We avoid real estate that is sensitive to economic cycles. We don’t want to suffer through downturns like retail and hospitality did during the COVID-19 pandemic. We also avoid retail because of the threat of e-commerce. The success of Amazon and others threatens the viability of brick-and-mortar retail. 

We stick with apartments because of their track record of stability. In good times and bad times, people need a roof over their heads, and shelter is a basic need that can never be disrupted. 

These are just some of the reasons why we do what we do. Likewise, it would be best to decide what suits you. Once you choose, you need to scrutinize potential fund investments and the sponsor bringing those investments. 

Choosing the Right Private Real Estate Investment Firm 

It is very important to do due diligence in vetting potential sponsors. How long have they been in business? What is their track record? Do they raise capital themselves, or do they have to rely on the services of a crowdfunding marketing middleman?

These are just a few questions you should ask before investing with a syndicator. 

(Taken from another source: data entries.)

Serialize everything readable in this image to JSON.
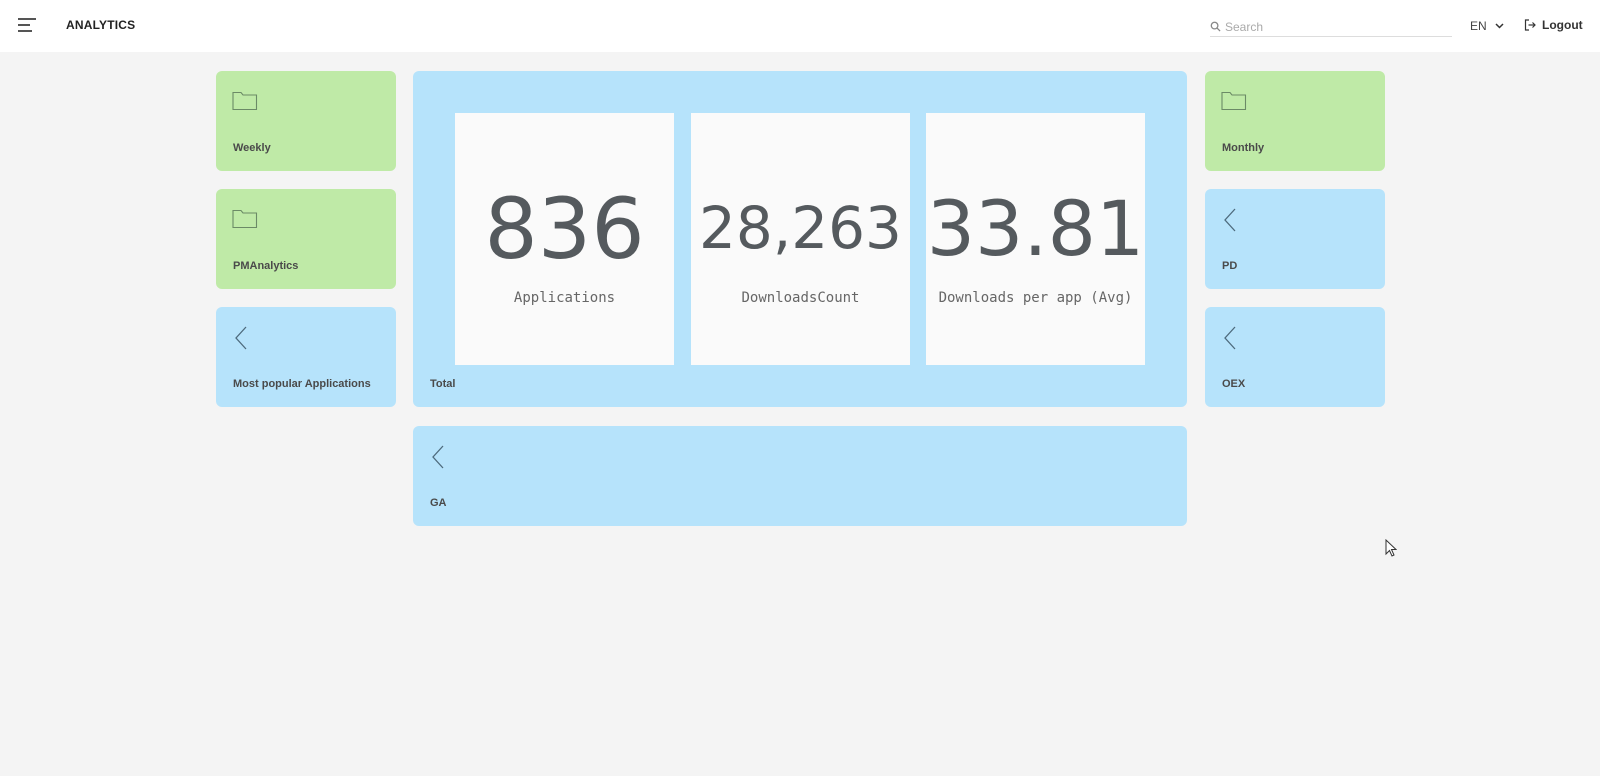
{
  "header": {
    "title": "ANALYTICS",
    "search_placeholder": "Search",
    "language": "EN",
    "logout_label": "Logout"
  },
  "tiles": {
    "weekly": {
      "label": "Weekly",
      "icon": "folder-icon"
    },
    "pmanalytics": {
      "label": "PMAnalytics",
      "icon": "folder-icon"
    },
    "most_popular": {
      "label": "Most popular Applications",
      "icon": "chevron-left-icon"
    },
    "total": {
      "label": "Total"
    },
    "monthly": {
      "label": "Monthly",
      "icon": "folder-icon"
    },
    "pd": {
      "label": "PD",
      "icon": "chevron-left-icon"
    },
    "oex": {
      "label": "OEX",
      "icon": "chevron-left-icon"
    },
    "ga": {
      "label": "GA",
      "icon": "chevron-left-icon"
    }
  },
  "stats": [
    {
      "value": "836",
      "label": "Applications"
    },
    {
      "value": "28,263",
      "label": "DownloadsCount"
    },
    {
      "value": "33.81",
      "label": "Downloads per app (Avg)"
    }
  ],
  "colors": {
    "green_tile": "#bfeaa7",
    "blue_tile": "#b6e3fb",
    "background": "#f4f4f4"
  }
}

We highly suggest that you use a framework for evaluating potential syndicators. We call ours the M.A.C. framework. You can learn more about this valuable tool at the link below:

Private Real Estate Evaluation Framework

37th Parallel Brings Unmatched Experience 

37th Parallel Properties is a private real estate acquisition and asset management firm. We began operations in 2008 and have a 100% profitable track record of almost $1 billion in transaction volume. 

We know how to make our investors money.

Contact Us Today to Discuss Your Investment Goals 

If you’d like to learn more about the 37th Parallel advantage or how to get started, I invite you to contact us today. Click the link above.

To learn more about commercial multifamily real estate investing, download your free copy of Evidence Based Investing from 37th Parallel Properties.
Download Now

Real Estate Investment Funds, A Guide to Real Estate Investment Funds